Segment Open
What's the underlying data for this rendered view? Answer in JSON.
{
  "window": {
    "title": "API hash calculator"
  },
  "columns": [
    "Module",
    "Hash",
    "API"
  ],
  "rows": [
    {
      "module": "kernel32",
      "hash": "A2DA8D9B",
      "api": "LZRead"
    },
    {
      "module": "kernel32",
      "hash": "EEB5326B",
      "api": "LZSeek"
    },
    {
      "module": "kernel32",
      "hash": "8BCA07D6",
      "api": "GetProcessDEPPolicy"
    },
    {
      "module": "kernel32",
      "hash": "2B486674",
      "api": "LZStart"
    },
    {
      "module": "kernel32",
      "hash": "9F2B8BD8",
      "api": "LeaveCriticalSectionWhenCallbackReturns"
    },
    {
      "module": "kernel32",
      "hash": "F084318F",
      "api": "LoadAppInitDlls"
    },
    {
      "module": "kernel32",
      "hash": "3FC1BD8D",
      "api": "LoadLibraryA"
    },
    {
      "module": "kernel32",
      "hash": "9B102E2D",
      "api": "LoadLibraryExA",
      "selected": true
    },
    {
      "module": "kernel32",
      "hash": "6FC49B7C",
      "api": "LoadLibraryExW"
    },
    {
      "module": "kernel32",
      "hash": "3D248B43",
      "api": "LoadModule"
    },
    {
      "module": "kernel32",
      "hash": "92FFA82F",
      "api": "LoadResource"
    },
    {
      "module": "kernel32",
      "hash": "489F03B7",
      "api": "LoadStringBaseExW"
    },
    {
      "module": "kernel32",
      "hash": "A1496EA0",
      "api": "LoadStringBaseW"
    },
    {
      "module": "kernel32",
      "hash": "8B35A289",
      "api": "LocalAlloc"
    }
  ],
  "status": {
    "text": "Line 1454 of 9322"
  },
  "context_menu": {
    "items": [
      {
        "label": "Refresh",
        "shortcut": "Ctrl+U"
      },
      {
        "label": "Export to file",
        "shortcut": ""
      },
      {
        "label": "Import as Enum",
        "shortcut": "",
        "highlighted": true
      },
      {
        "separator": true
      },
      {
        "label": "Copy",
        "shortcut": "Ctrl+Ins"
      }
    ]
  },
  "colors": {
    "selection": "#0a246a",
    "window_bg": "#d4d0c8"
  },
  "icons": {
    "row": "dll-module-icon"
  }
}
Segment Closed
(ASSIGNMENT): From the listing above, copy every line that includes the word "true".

(REPLY):
      "selected": true
        "highlighted": true
        "separator": true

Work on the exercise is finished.